Seasonal availabilityI've found from our harvests this year that we have plenty of roots in the fall, winter, and early spring, with jerusalem artichokes, skirret, mashua, and yacon forming the bulk of our harvests. Wapato, oca, and canna lily all have potential for providing substantial harvests, but I only try in this post to estimate the future contribution of oca. For now I'll assign wapato and canna lily to the category of "minor roots", which add some diversity to our diet and to the garden, without any individual species providing a significant harvest.
We need to plan most carefully for root harvests from mid spring through late summer. Annual roots could fill the gap, but I'm not planning for them in our future harvests.
|Summer harvestable roots||Minor roots|
|Dandelion (year round)||Lovage|
|Yellow asphodel (year round?)||Sweet cicely|
|Cinnamon vine bulbils||Cinnamon vine taproots|
|Scorzonera (year round)||Sea kale|
|Triteleia sp||Earth chestnut|
|Brodiaea sp||Woodland chervil|
For details on these plants, see my notes on perennial roots part one and part two.
Daily averageI figure I could eat about 2 ounces per day of garlic, elephant garlic, shallots, and other perennial oniony bulbs. On top of the garlic, I'm targeting 12-14 ounces per day of other roots. I suspect I'll eat more roots in the winter, and fewer in spring and summer when I have more greens and fewer roots available.
Monthly root consumption
December - March (four months)
|Harvesting skirret, jerusalem artichoke, and minor roots from ground as needed. All mashua, yacon, and oca should have been dug after the first hard frost; now eating them from storage.|
|Root||Pounds (all 4 months)|
|Skirret and stored roots starting to sprout, so eating the last of them. Relying more heavily on jerusalem artichoke|
|Not much available|
|Jerusalem artichoke (preserved via fermentation)||10|
June & July
|Early potatoes & some other roots now available as summer drought kicks in. Harvest all camas to cook as one big batch.|
|Root||Pounds (total for two months)|
|Jerusalem artichoke (preserved via fermentation)||5|
|Cinnamon vine bulbils||5|
|Mostly relying on starch-rich potatoes and cinnamon vine bulbils, with miscellaneous inulin roots providing some variety|
|Cinnamon vine bulbils||8|
|Similar to last month, but cinnamon vine bulbil production may have slowed down??|
|Cinnamon vine bulbils||3|
|Skirret available again!|
|Assuming we don't get a hard freeze yet, so not harvesting mashua/oca/yacon yet|
Annual root totals
|Root||Pounds to eat||Pounds to replant|
|Cinnamon Vine bulbils||16|
Land requiredI won't try to give square foot requirements for each root, as I would mostly operate on guesswork.
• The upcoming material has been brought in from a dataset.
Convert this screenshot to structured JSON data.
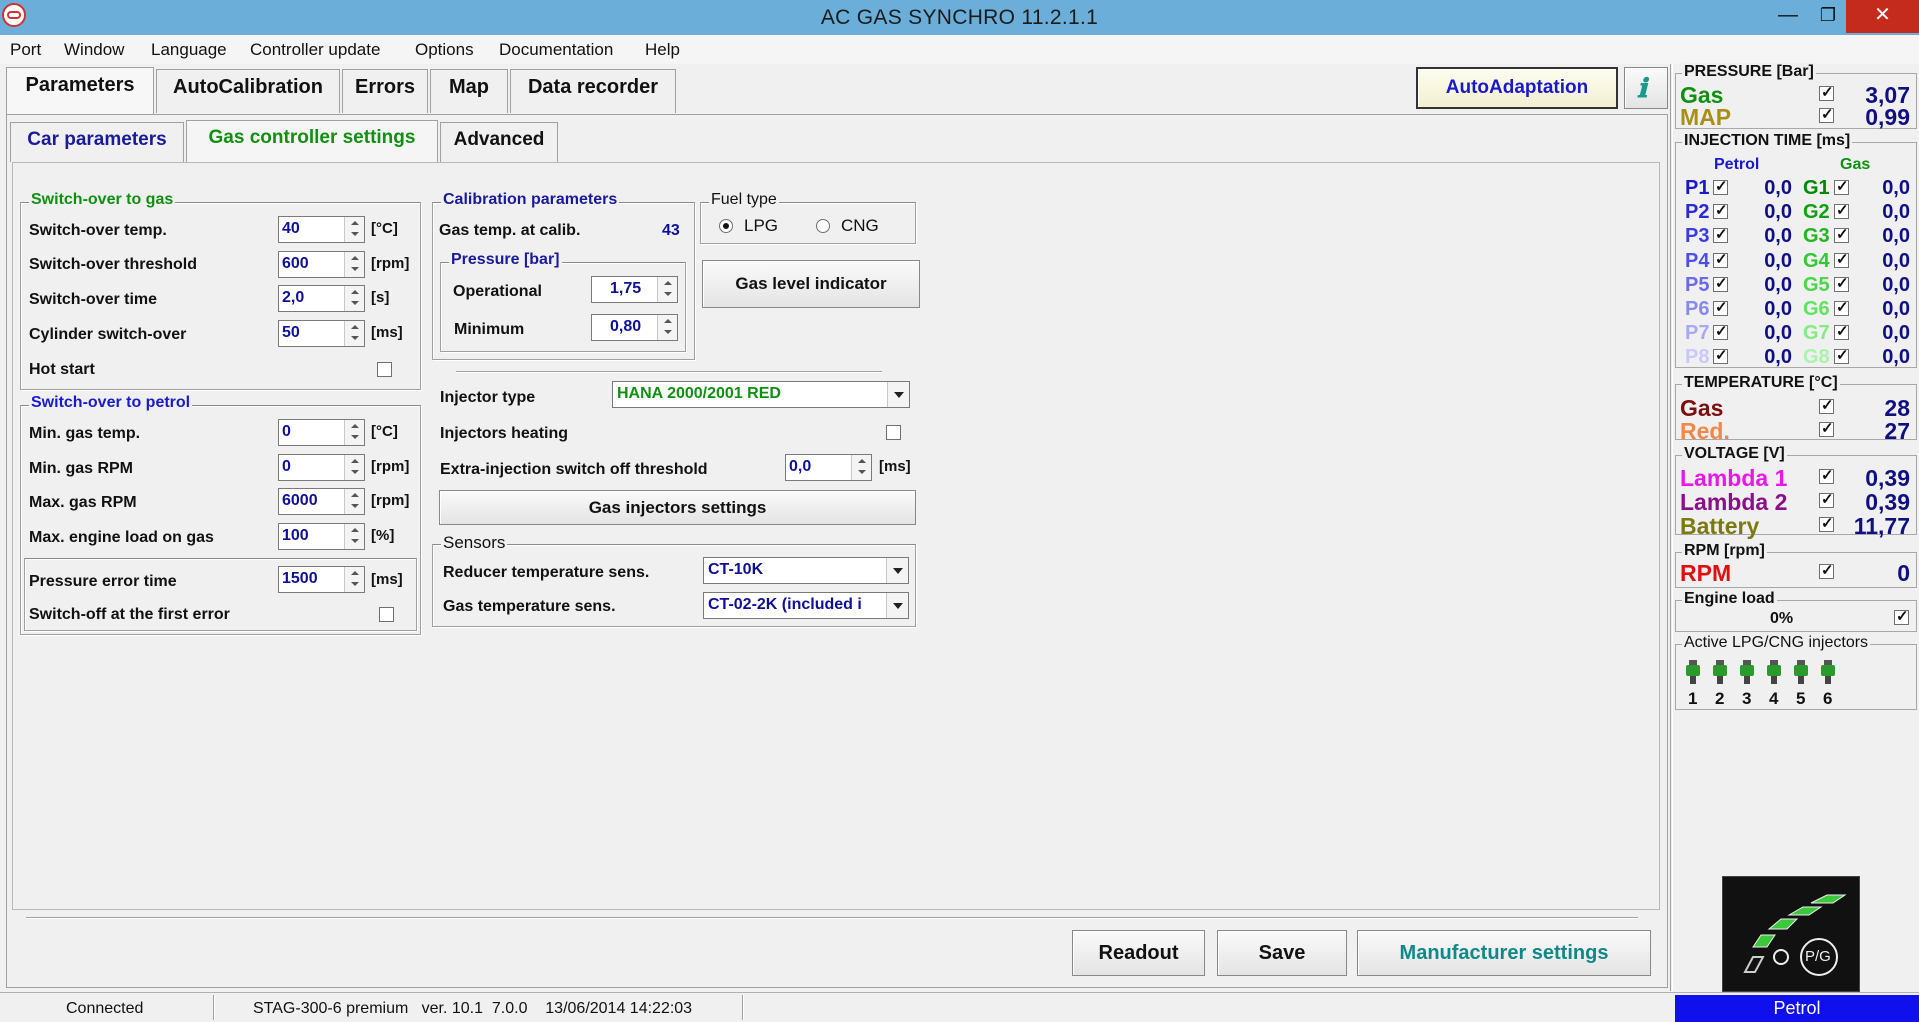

Jerusalem artichokes and mashua yield us about 3 pounds per square feet, and I suspect I could grow them together to make even more efficient use of space. Yacon, potatoes, oca, and skirret in the sun should all yield .5 pounds per square foot or more. So all in all I'll assume a conservative average yield of .5 pounds per square foot, giving a requirement of about 700 square feet of growing space.
Roots as chicken fodderPrioritize yield and ease. I think mashua and jerusalem artichoke make the most sense, though I have to admit that our chickens have not been very excited about jerusalem artichokes cooked for 1-2 hours til mushy. I haven't yet tried feeding them roots cooked for 10 hours, or tried feeding them mashua.
If chickens will eat cinnamon vine bulbils, and if the chickens don't peck the young shoots to death, these could work very well as a self-foraged summer starch.